Updated: Jul 1
Honestly, we did not plan it, but we were ready for it.
But is there such a thing as the perfect age or the perfect time to have children?
I think not. I think there are more important variables to consider than time and age. And when I did think about it, I was always of the opinion that it is important to give myself time to grow into my own skin before attempting to raise a kid. This also stems from my mother's experience and how all that influenced me in knowing what I would want differently from her. Even still, that didn’t deter her from asking me about it at 27 which is when she had me. After I explained my thinking to her, I think she understood.
In retrospect, it all worked out and suddenly I can barely imagine life without our son.
Do I miss sleeping in more often? Hell yes! Do I miss making plans on the fly? Of course I do, but the flip side to it all is that I have this super cool and interesting human that brings out the best in me. And to be fair, we haven't completely written off our social life, we have been lucky to have found a great nanny (after many crash-and-burn attempts, we need a whole post dedicated to this).
A few thoughts...
My 20s were a roller-coaster of note, I can't imagine what life would have looked like if we had done it any sooner. I do think that as a modern woman, it is important to have these conversations with yourself first. I have seen many women debating the topic of becoming a mom someday versus not wanting to have any kids at all and I can respect both.
I think it is important that women are allowed to make this choice, without judgment.
It is important to bear in mind that having and wanting or not wanting children is a sensitive topic and not every woman is ready or willing to share their experience. Also their choice and none of anyone's business what she chooses to do with her uterus. Some women don't birth children but they are caregivers to their brothers or sisters. Some have tried to have children and have not succeeded. It is just so much deeper than we can imagine. I think of these women often and after reading Gabrielle Union's autobiography We Are Going to Need More Wine, I have become that much more mindful of these realities for a large number of women in the world.
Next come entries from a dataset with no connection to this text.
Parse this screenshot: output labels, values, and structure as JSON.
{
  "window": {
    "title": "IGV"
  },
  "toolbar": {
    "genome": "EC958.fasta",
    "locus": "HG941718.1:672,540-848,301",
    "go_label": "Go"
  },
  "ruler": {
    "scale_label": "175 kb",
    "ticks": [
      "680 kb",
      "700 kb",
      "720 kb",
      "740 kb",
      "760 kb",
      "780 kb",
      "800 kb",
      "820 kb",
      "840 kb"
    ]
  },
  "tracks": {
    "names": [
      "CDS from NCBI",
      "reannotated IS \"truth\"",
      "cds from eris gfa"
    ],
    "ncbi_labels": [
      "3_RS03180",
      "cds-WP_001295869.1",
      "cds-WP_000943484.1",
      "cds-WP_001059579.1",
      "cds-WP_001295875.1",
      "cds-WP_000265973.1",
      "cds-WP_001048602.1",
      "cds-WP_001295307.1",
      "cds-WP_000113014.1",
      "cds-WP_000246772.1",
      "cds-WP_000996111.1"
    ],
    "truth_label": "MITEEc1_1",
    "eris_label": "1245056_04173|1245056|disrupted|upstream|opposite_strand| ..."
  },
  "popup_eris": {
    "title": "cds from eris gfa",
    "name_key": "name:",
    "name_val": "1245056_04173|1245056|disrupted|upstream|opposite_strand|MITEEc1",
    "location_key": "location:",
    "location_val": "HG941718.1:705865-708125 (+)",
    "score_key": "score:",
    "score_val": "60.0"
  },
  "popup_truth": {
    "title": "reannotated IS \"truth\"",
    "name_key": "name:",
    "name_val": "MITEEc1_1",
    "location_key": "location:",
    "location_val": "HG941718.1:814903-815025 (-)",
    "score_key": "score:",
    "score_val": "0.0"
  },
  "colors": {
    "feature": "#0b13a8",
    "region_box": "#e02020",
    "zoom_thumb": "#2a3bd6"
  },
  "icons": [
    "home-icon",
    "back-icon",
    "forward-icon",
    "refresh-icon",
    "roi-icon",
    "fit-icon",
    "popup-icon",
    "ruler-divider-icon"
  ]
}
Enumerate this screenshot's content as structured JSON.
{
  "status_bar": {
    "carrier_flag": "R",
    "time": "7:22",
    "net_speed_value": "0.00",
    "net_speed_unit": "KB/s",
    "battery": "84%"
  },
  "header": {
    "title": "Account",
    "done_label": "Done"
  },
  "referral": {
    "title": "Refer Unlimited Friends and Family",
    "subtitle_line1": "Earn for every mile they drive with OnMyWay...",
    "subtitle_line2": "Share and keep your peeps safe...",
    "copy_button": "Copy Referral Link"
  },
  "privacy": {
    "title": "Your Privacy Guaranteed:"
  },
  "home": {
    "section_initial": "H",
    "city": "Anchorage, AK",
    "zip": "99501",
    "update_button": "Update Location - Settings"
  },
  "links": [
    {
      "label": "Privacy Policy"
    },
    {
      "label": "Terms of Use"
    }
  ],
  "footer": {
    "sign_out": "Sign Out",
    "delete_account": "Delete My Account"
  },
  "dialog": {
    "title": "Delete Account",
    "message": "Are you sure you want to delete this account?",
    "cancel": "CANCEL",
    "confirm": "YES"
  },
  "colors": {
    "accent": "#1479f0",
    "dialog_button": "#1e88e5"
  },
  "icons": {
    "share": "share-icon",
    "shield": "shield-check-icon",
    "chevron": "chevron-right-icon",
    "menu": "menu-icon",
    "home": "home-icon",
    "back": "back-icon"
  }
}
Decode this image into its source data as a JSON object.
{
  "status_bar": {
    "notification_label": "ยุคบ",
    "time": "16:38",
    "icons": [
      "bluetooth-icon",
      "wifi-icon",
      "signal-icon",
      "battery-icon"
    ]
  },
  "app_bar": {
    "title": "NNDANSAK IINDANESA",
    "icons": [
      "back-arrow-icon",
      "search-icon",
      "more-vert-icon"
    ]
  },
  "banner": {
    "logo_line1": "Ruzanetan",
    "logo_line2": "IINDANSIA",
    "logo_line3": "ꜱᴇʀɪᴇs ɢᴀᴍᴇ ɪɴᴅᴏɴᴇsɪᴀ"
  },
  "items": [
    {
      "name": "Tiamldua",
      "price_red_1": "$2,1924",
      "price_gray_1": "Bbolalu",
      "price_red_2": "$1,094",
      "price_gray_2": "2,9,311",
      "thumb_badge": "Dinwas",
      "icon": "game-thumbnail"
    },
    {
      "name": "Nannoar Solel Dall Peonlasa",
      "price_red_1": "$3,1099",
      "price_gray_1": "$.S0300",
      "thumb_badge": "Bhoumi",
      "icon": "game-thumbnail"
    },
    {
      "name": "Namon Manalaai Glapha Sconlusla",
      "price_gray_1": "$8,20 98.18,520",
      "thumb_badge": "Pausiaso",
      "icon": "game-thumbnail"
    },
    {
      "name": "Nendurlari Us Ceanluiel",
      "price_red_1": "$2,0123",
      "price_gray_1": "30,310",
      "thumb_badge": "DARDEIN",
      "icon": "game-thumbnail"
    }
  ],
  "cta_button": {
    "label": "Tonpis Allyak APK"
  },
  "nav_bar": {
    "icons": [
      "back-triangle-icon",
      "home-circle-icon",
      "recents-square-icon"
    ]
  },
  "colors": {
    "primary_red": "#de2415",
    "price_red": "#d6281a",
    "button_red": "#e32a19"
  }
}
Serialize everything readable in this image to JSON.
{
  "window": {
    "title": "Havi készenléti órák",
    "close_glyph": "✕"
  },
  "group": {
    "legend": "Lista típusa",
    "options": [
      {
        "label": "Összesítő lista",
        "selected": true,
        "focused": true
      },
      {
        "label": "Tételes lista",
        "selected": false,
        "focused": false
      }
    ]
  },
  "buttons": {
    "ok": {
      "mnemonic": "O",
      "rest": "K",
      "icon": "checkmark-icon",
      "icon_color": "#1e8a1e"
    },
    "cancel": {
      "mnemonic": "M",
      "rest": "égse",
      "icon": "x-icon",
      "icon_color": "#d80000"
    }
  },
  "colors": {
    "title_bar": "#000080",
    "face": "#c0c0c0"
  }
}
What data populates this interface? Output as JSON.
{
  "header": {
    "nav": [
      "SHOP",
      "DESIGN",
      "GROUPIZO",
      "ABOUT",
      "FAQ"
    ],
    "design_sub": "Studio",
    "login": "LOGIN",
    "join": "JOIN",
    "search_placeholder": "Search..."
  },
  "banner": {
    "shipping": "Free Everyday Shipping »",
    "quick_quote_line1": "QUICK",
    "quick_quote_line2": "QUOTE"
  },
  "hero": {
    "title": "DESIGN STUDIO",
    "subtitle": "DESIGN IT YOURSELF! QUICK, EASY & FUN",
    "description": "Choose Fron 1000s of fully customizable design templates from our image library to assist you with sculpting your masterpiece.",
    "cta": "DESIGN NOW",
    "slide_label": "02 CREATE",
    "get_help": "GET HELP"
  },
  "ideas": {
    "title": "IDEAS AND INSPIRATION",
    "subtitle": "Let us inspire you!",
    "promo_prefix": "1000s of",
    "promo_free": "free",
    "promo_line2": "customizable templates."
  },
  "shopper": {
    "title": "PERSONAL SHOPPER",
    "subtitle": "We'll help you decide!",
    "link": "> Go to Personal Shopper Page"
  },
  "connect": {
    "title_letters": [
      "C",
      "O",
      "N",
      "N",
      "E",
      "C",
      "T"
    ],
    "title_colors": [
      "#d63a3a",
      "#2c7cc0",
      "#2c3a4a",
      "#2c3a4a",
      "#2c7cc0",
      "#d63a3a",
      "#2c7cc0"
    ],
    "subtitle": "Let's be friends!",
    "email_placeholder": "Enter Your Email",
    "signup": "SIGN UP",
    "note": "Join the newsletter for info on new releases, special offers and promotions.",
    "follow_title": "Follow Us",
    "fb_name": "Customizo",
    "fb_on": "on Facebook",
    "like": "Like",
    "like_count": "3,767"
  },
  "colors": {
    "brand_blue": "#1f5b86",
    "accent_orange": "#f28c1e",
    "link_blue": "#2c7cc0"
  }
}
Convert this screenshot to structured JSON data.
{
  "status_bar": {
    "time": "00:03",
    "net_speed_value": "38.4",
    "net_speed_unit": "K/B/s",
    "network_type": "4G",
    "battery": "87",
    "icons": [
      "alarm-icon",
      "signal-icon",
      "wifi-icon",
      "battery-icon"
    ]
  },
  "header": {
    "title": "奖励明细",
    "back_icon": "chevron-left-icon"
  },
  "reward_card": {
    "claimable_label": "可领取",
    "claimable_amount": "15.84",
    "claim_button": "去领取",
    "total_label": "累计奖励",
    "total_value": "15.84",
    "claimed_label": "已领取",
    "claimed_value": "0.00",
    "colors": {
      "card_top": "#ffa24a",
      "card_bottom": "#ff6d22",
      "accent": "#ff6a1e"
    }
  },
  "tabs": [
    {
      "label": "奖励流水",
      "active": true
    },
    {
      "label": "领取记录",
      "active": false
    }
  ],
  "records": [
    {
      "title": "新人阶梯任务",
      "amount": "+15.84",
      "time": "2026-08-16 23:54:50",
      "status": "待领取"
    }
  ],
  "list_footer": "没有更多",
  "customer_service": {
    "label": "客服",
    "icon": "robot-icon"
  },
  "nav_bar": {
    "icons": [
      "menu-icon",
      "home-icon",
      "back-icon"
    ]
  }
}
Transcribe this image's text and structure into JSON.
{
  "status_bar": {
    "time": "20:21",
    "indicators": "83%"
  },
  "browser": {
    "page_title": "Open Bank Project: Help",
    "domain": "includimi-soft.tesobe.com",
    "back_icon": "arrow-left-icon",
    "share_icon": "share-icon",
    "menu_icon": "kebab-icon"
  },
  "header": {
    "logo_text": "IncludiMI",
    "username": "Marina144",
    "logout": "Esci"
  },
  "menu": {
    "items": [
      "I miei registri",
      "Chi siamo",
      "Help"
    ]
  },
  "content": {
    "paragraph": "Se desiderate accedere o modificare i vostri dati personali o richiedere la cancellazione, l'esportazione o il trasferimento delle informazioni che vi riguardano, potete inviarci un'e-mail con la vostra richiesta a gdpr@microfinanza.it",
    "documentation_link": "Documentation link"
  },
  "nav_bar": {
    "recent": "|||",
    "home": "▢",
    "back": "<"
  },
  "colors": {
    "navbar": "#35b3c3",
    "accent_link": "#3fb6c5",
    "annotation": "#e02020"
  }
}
Before I met Eddie, I did feel like maybe having children was not for me, but I also couldn't stop myself from imagining a world with a little boy or girl and teaching them things, sharing experiences, and traveling. I would often imagine what they would look like. When I met Eddie, it sort of happened naturally, suddenly the fantasy becoming more vivid and real, we would catch ourselves randomly referring to the future with a little one. As a mixed-race couple we even made bets on what he/she would look like, his skin tone or mine, curly or kinky hair, and the obvious, what would we name him or her.
Life is full of surprises and at 31, with even more responsibilities on my plate, I have not felt stronger, more confident, and more determined to become the woman I know I can be. I know my potential and finally ready to step into my light.
None of it came easy. I had to fail a few times and get up twice as many times. And all these experiences, I want to share on this blog. Like what I learned during my maternity leave, why the maternity policy of the company you work for cannot be overlooked. I look forward to expanding on these and just sharing my experience with hopes that it will give you an insight into what to look out for if you are thinking of having a baby or maybe you will nod in agreement and not feel alone if you are a mom already and had to go through the same.
Regardless of your experience I hope that you are proud of your journey and find strength in it. Our lives are not meant to look the same and I am proud of my generation for pushing the boundaries with these conversations, but also for being brave and modelling alternate lives.
I am a millennial mom, but I am also just proud to be part of the millennial women collective.